Records for the exercise:
————————

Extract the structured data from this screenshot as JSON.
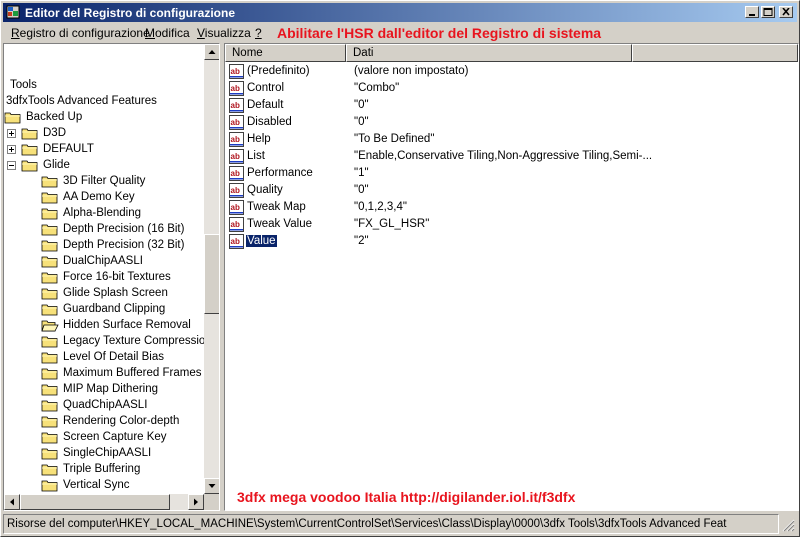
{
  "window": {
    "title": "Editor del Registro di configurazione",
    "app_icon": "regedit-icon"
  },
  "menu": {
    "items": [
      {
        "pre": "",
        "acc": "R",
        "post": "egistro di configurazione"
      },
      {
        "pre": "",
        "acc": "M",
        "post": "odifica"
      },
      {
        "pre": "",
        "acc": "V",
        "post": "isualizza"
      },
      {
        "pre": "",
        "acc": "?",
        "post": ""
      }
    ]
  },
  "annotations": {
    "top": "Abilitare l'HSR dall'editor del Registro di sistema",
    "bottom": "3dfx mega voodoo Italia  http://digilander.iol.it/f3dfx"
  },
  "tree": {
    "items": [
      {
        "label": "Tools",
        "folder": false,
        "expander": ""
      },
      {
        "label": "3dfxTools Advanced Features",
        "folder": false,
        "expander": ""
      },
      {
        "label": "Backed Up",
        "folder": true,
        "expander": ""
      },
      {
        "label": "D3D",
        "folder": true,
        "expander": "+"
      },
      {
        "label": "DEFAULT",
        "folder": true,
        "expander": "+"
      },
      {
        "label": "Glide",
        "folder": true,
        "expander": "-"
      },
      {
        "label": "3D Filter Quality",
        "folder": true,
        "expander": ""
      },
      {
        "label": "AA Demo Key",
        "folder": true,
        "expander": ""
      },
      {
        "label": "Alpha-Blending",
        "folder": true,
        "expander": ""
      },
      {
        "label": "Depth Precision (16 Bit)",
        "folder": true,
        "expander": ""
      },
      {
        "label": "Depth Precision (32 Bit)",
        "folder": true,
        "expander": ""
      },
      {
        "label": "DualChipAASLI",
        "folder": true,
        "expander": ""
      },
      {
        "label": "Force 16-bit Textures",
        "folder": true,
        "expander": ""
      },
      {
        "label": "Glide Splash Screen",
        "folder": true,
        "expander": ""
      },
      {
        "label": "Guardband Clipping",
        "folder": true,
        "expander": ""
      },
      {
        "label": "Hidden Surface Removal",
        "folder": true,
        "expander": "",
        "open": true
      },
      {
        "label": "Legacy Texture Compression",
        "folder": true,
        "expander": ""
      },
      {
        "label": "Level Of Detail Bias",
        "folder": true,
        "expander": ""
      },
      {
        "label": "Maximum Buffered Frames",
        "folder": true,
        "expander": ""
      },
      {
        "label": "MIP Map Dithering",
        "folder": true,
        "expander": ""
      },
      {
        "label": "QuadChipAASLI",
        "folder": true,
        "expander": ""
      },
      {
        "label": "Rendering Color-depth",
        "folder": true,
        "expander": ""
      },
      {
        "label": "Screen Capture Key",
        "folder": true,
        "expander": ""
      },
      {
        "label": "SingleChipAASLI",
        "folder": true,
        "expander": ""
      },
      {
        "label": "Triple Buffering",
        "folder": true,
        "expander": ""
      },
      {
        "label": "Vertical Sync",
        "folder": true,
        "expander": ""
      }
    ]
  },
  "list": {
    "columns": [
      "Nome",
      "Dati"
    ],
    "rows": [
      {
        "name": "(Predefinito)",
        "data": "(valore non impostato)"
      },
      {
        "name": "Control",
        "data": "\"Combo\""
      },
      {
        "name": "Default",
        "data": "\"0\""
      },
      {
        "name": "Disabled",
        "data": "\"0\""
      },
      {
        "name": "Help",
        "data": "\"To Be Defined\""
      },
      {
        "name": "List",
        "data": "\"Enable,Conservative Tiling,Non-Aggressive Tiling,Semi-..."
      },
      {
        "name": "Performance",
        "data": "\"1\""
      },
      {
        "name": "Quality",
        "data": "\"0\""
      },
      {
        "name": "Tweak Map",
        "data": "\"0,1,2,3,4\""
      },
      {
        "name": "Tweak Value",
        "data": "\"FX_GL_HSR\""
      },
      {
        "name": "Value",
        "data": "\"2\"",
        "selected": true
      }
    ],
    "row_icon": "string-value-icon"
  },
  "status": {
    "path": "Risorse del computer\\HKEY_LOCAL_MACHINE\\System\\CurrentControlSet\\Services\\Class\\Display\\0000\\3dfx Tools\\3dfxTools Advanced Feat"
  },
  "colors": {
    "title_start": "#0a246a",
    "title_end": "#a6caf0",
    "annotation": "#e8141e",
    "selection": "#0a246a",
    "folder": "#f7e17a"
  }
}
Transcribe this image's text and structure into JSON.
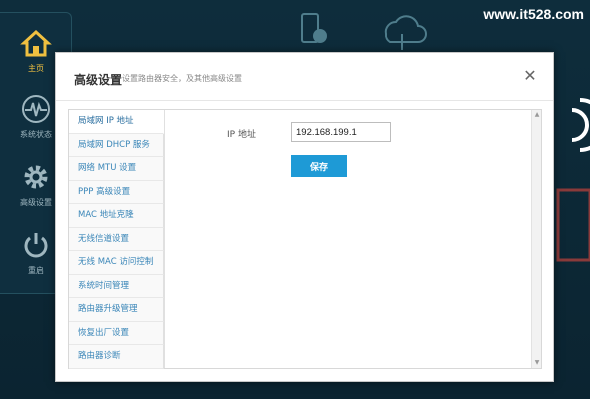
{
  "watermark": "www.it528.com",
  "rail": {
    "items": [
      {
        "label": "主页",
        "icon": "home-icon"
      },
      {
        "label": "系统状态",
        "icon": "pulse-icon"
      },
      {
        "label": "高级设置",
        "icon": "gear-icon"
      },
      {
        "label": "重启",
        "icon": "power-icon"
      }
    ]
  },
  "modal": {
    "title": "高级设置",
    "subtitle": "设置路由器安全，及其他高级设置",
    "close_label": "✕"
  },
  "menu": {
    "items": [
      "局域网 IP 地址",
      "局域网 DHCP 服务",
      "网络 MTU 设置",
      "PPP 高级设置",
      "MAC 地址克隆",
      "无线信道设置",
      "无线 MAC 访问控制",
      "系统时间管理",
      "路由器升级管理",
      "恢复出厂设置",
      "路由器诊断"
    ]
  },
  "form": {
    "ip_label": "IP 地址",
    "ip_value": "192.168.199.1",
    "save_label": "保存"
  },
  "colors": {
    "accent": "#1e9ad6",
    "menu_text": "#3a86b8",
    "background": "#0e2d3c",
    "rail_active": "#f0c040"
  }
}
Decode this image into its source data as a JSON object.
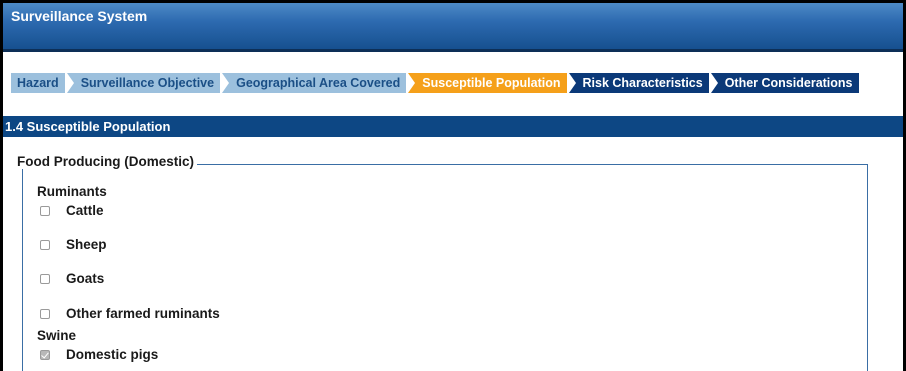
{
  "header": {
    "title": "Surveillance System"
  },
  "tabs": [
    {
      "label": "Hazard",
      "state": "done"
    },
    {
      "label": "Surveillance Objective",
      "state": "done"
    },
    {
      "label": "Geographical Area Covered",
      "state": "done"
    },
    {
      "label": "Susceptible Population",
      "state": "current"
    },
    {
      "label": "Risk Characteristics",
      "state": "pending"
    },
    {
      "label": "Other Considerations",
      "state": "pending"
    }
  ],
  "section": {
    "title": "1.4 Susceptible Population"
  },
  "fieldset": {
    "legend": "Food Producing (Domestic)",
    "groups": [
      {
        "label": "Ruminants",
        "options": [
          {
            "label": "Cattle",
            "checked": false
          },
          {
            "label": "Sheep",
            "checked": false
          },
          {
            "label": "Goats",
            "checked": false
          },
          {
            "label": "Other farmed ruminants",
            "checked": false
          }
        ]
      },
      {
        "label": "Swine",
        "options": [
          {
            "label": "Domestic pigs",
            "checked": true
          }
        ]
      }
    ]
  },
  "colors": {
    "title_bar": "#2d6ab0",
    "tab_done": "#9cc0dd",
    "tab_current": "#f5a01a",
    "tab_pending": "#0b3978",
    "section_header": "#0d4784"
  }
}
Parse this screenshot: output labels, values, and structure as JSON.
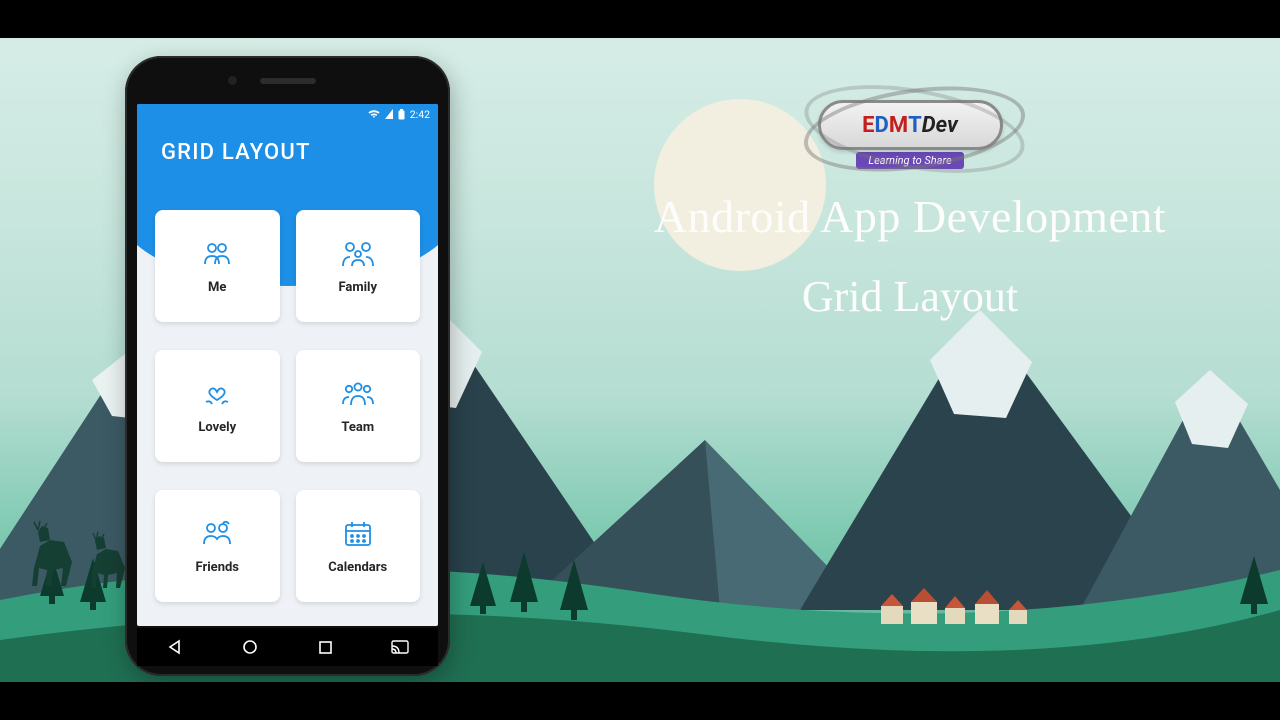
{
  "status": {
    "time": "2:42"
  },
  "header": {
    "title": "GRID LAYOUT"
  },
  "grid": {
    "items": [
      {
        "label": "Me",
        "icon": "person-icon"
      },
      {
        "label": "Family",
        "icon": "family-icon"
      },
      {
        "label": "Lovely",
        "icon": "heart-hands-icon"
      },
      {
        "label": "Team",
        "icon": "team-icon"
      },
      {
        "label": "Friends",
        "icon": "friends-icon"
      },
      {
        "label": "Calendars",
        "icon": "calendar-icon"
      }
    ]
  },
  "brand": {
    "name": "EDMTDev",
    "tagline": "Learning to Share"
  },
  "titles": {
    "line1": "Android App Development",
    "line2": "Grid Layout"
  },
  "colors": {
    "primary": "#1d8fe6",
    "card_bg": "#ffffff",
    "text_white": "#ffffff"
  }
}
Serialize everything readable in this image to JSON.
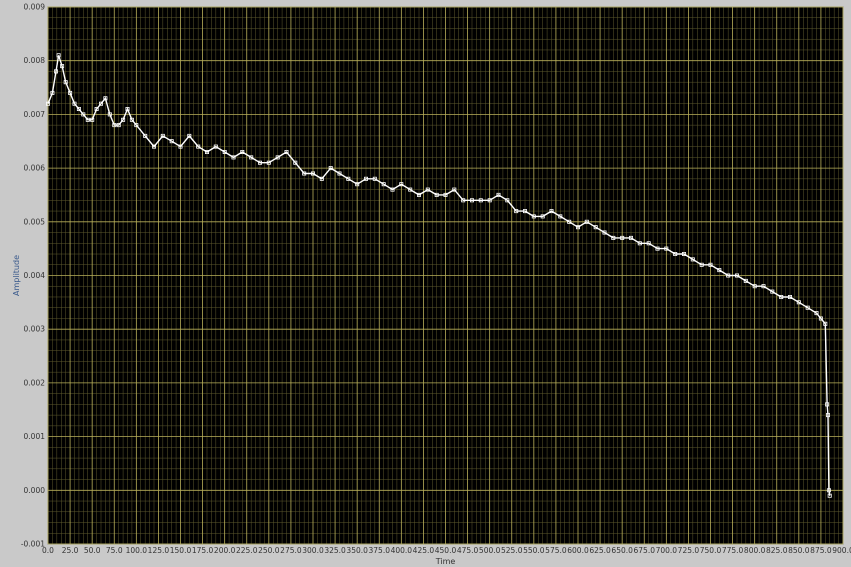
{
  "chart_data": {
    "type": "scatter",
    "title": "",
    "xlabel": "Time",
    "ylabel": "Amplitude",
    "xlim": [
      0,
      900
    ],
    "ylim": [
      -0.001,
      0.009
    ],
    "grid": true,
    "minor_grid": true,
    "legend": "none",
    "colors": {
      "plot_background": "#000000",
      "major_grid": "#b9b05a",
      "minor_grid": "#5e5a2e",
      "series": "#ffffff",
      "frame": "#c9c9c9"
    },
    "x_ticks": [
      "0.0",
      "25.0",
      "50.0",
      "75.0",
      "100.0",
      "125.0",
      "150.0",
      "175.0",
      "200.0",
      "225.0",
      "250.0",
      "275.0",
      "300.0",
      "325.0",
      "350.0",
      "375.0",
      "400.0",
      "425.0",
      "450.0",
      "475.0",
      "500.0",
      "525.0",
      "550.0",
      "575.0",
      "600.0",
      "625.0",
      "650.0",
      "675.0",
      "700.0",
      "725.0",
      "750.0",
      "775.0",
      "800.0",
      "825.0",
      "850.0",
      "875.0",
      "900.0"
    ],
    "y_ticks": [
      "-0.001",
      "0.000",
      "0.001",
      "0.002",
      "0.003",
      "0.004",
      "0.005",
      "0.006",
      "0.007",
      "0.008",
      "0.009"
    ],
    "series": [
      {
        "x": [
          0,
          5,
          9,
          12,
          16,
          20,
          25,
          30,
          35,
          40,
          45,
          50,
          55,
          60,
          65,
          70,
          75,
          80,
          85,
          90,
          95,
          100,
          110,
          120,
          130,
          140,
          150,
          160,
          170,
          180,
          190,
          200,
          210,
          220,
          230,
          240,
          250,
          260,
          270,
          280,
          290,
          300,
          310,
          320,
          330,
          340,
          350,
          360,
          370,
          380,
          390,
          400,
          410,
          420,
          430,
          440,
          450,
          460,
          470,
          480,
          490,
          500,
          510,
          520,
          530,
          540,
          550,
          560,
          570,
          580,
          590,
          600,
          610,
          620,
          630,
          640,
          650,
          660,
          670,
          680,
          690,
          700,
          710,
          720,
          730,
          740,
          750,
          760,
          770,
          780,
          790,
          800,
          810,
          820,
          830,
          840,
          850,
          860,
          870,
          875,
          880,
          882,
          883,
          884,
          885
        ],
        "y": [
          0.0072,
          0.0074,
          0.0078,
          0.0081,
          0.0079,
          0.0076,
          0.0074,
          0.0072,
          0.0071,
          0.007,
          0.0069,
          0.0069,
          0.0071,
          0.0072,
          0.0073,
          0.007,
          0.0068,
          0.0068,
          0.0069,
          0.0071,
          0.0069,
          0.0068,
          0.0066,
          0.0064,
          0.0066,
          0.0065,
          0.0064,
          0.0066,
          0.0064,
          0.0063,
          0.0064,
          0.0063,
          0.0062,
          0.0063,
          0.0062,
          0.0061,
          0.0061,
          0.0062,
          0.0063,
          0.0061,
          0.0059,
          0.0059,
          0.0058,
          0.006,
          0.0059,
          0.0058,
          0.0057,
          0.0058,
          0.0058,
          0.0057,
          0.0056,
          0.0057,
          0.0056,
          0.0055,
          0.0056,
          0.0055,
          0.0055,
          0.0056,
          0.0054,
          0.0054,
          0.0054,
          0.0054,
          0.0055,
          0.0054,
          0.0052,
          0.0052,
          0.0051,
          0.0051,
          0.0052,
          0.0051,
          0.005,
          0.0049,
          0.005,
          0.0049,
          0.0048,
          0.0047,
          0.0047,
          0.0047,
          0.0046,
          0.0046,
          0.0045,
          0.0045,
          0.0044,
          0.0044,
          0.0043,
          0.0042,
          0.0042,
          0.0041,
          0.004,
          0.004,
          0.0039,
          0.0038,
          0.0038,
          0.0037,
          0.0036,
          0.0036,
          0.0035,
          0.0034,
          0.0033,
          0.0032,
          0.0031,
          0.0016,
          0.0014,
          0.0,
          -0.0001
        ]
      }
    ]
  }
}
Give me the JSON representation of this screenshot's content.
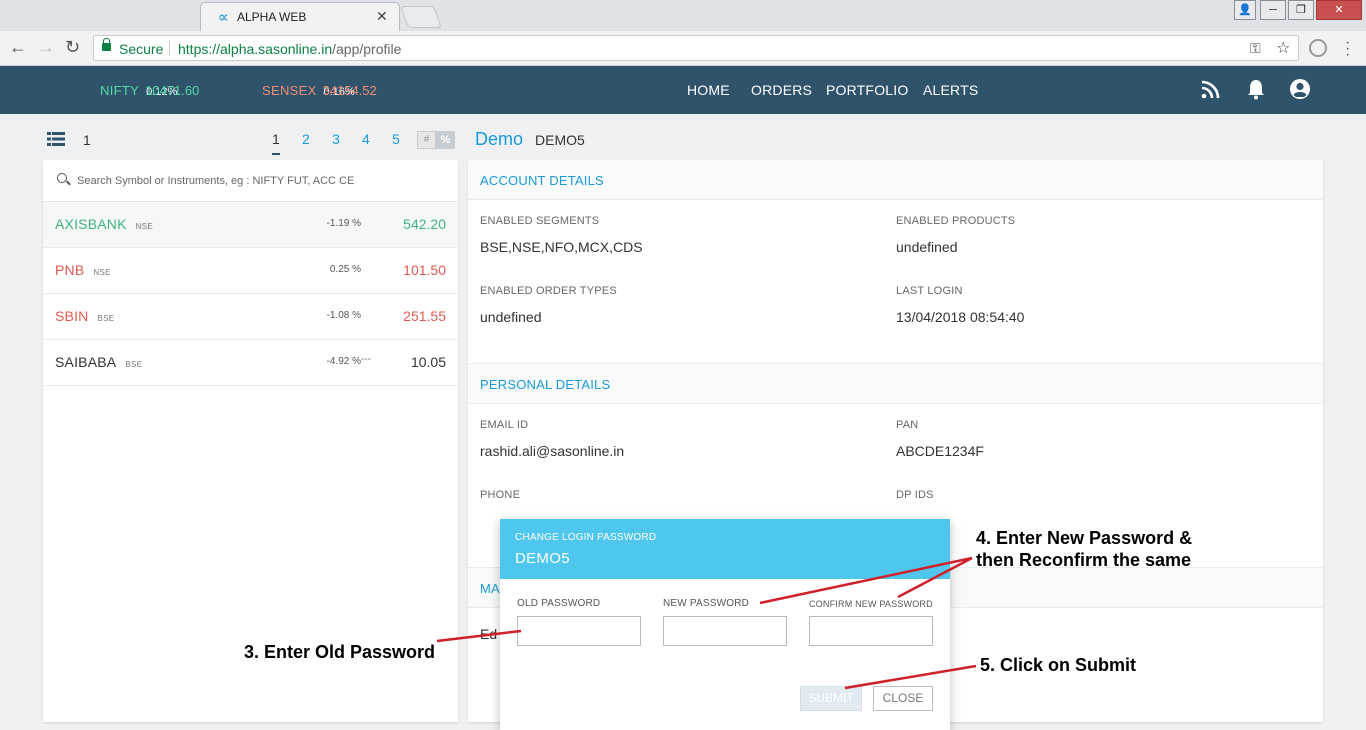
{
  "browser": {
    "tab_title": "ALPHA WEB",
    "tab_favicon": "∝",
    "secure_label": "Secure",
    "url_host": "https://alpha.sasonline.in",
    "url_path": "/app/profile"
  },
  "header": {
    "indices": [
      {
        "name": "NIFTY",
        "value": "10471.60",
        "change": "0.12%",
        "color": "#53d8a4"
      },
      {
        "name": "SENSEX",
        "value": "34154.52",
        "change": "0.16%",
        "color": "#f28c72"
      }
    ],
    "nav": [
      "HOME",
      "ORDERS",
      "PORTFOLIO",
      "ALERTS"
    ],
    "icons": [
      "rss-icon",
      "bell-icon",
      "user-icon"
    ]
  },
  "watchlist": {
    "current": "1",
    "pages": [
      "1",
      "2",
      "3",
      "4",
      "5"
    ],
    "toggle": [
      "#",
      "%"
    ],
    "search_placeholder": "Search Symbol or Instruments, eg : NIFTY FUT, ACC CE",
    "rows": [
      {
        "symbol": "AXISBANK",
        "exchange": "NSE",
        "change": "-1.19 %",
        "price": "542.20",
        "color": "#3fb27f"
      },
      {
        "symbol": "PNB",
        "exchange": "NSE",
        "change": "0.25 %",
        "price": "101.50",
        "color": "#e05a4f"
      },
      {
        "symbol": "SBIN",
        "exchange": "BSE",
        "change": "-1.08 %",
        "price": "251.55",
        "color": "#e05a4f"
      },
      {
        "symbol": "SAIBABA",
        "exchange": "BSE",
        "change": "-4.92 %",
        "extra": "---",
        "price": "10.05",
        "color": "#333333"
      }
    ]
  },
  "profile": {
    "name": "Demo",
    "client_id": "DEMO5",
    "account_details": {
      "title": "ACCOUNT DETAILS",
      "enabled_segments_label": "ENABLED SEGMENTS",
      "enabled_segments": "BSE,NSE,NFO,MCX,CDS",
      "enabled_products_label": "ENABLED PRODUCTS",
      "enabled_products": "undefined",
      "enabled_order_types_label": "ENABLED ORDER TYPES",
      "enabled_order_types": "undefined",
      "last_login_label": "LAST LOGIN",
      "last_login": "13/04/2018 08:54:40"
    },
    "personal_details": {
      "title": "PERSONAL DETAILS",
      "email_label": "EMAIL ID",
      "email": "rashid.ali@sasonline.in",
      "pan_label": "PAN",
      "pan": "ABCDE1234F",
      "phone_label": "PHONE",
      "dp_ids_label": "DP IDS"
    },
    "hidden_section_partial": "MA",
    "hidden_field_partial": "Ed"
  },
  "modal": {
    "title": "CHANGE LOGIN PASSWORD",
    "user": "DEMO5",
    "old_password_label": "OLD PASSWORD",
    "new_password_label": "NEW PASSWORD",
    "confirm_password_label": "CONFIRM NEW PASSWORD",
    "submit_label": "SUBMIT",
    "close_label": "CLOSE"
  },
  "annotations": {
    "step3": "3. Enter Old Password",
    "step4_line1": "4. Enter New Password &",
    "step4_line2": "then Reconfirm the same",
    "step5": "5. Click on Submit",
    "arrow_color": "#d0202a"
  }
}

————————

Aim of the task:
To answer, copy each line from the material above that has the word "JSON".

Reply:
Extract the structured data from this screenshot as JSON.
Transcribe this image's text and structure into JSON.
Decode this image into its source data as a JSON object.
Parse this screenshot: output labels, values, and structure as JSON.
Serialize everything readable in this image to JSON.
Give me the JSON representation of this screenshot's content.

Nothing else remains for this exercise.